Grimshaw contrasted the different light sources in his paintings, using the moon, the gaslights from the shop interiors, the street and vehicle lamps to variegate the pattern of reflections on the rain-drenched pavement and roads. In Shipping on the Clyde, sparkling highlights are produced from a small fire which is burning at the road-side, beside which two dock workers are warming themselves.
Glasgow's commercial prosperity dates from the 17th century when the port on the River Clyde began importing tobacco, sugar, cotton and other goods. Due to its location in the west of the country, Glasgow was well positioned to then re-export a large percentage of these goods to France, Germany, Italy, Holland, Norway and the West Indies and America.
In the 18th century the River Clyde was widened and deepened and by the 19th century Glasgow was the leading port in Scotland. Glasgow became involved in shipbuilding and by 1835 half the tonnage of steam ships produced in Britain were built on the River Clyde. In the 19th century, in response to employment opportunities in the dockyards and the railways, the population of Glasgow grew rapidly going from a population of 77,000 in 1801 to 420,000 in 1861.

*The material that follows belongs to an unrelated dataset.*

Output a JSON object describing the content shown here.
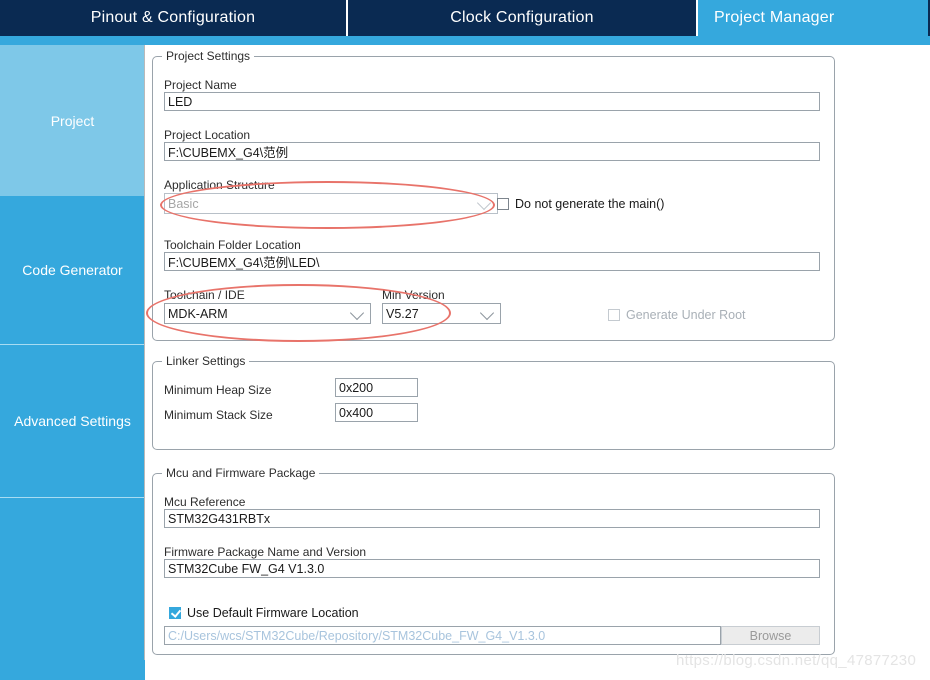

John Atkinson Grimshaw's paintings depict the modern world, but manage to escape the depressing, dirty reality of the northern industrial towns. He was inspired by literary figures, particularly Lord Tennyson, by John Ruskin's "Truth to Nature" theories, and by Celtic and Classical legends, which imbued an atmosphere of bygone eras into his contemporary depictions. His paintings display visually the verbal descriptions found in 19th-century novels, with an abundance of texts dedicated to the night, such as Bleak House by Charles Dickens: "Smoke lowering down from chimney-pots, making a soft black drizzle, with flakes of soot in it as big as full-grown snowflakes-gone into mourning, one might imagine for the death of the sun [...] Fog everywhere. Fog up the river, where it flows among green aits and meadows; fog down the river, where it rolls defiled among the tiers of shipping, and the waterside pollutions of a great (and dirty) city [...]".
Although here Dickens is referring to London, he could just as aptly be describing the characteristics of Glasgow, seen here in Shipping on the Clyde, and captured with such poetry and romance.